On Sept. 9, a Campus Safety officer removed a poster from the intersection of 33rd Street and Grange Avenue that displayed propaganda from a known white supremacist group. In the following week, Campus Safety removed another poster and 12 stickers.
Taylor Perkins, financial aid and scholarships coordinator, removed two stickers from campus last week. Perkins said she felt unsettled by the event. She urges whoever placed the propaganda to rethink their message.
“Be better,” Perkins said. “Just be better humans.”
Patriot Front was created in August 2017 and was one of the largest distributors of white nationalist propaganda in 2019.
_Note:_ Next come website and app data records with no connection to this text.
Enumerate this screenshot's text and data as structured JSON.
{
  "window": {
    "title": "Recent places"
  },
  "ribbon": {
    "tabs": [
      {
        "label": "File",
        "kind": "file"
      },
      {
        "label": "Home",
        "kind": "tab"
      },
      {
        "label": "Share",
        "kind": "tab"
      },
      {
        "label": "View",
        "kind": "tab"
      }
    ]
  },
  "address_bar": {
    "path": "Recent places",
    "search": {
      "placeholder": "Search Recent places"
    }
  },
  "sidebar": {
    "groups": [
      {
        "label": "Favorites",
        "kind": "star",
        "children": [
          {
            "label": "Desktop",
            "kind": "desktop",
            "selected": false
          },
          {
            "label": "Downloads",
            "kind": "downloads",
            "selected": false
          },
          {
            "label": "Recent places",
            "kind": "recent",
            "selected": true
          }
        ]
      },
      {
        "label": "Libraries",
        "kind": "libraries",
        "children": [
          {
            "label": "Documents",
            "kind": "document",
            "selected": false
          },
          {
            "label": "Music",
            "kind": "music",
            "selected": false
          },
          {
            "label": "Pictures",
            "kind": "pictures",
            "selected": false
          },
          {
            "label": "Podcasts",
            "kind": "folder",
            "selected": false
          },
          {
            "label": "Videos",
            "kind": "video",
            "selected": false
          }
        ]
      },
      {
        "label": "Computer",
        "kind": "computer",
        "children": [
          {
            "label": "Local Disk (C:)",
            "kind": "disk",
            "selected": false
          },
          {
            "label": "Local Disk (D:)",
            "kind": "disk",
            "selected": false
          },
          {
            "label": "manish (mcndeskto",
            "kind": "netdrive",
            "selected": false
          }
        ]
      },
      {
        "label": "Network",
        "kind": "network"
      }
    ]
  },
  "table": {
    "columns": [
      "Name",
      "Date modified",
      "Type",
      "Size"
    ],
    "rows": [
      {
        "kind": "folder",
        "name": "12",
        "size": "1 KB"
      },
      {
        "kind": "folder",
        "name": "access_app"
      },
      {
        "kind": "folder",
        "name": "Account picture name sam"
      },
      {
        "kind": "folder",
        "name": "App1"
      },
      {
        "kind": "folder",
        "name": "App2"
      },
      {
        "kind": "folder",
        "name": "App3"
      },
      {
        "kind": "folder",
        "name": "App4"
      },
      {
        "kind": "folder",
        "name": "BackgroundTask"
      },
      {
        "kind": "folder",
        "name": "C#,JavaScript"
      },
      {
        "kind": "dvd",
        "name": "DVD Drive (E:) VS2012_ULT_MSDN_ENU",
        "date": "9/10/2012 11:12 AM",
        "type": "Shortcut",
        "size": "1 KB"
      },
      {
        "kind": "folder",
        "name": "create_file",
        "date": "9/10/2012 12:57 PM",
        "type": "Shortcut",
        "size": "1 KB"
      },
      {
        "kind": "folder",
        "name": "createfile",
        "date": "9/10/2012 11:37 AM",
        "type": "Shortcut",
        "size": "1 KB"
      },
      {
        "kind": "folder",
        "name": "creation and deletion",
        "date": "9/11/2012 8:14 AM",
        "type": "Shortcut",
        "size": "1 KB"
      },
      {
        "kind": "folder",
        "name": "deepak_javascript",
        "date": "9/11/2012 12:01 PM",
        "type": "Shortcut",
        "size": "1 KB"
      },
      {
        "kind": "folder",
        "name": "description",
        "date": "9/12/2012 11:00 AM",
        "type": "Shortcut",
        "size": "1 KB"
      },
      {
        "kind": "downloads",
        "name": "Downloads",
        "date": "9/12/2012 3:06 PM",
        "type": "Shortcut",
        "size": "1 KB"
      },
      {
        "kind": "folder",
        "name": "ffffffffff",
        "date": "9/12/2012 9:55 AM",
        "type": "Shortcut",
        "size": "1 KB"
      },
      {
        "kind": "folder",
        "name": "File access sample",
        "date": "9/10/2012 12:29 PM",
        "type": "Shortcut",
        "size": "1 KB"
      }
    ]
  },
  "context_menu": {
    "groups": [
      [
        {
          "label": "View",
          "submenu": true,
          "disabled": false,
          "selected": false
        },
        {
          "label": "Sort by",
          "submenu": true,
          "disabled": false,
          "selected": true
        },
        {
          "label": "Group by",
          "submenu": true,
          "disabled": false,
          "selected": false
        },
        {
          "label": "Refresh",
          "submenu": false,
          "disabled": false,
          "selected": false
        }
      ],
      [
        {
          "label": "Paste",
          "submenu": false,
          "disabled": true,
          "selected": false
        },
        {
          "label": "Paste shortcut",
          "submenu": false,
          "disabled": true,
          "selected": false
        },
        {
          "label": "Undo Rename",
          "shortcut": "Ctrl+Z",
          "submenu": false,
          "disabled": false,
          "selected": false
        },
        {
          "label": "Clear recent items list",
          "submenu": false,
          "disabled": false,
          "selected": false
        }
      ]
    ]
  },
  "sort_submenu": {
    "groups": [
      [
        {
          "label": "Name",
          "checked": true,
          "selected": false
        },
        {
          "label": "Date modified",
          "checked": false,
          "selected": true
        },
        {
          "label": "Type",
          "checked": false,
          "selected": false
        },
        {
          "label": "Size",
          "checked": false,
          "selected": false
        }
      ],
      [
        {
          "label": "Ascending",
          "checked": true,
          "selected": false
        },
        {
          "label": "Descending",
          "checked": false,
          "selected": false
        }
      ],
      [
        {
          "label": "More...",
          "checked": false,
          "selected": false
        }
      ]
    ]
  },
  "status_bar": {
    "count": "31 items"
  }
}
According to the manifesto posted to their website, the group’s mission is to generate “a hard reset on the nation we see today — a return to the traditions and virtues of our forefathers.”
Rick Tupper, associate vice president of Campus Safety and logistics, said officers immediately take down the Patriot Front propaganda if they see it and dispose of it. He said Campus Safety also notifies the Sioux Falls Police Department.
“What we’ve encouraged people to do is let us know where [the propaganda is] at and we collect them and the police come and pick them up to track what type of message is on them,” Tupper said.
When a student first emailed Assistant Vice Provost of Diversity, Equity and Inclusion Willette Capers about the stickers, she immediately emailed Tupper to formulate a plan to remove the propaganda.
“You can only sit and be with your feelings for a little bit before something has to be done,” Capers said.
Campus Safety found similar messages from the same group around the beginning of the last academic year, but they were quickly removed and did not reappear until this fall.
According to Tupper, the group’s propaganda has also recently been found in downtown Sioux Falls and on the campus of South Dakota State University, but nothing has been reported yet at the University of Sioux Falls.
At this time, Tupper said Campus Safety does not have any leads on who is responsible for placing the propaganda on campus.
“I would hope it’s not students, but I have no idea who’s doing it,” Tupper said.
Capers also does not think students are responsible for placing the propaganda.
“That can’t be my students because I just believe we’re better than that,” Capers said. “This has to be somebody that doesn’t know the inclusive environment that we breed on this campus and that needs to be educated on it.”
Tupper said it can be hard to identify who is placing the stickers and posters because Augustana is such an open campus.
“They could just be walking around campus putting them up any time and nobody really recognizes what they’re doing until you… go up and read the little decals,” Tupper said.
Tupper said students should call Campus Safety if they see anything suspicious on campus.
“If there’s people running around campus that are out of place, we’ll check to see what they’re doing,” Tupper said.
Both Tupper and Capers do not want to give a larger platform to the hate group by publicly acknowledging the issue, but they want students to be informed of the group’s presence.
“It’s this double-edged sword. I want our campus community to know that these people exist and they’re here, but I don’t want to give them attention,” Tupper said.
Capers said she wants to teach the hate group about Augustana’s core values.
“If you can’t be a part of this community of faith and love and belief in each other, then our community might not be the best one for you,” Capers said. “But we would love for you to be, and we would love to educate you on what our university stands for.”
Despite the propaganda’s negative messages, Capers said she remains hopeful about students and faculty’s desire for diversity and inclusivity on campus.
“Hate has no home in Augustana,” Capers said. “I love this place and I want to keep it amazing.”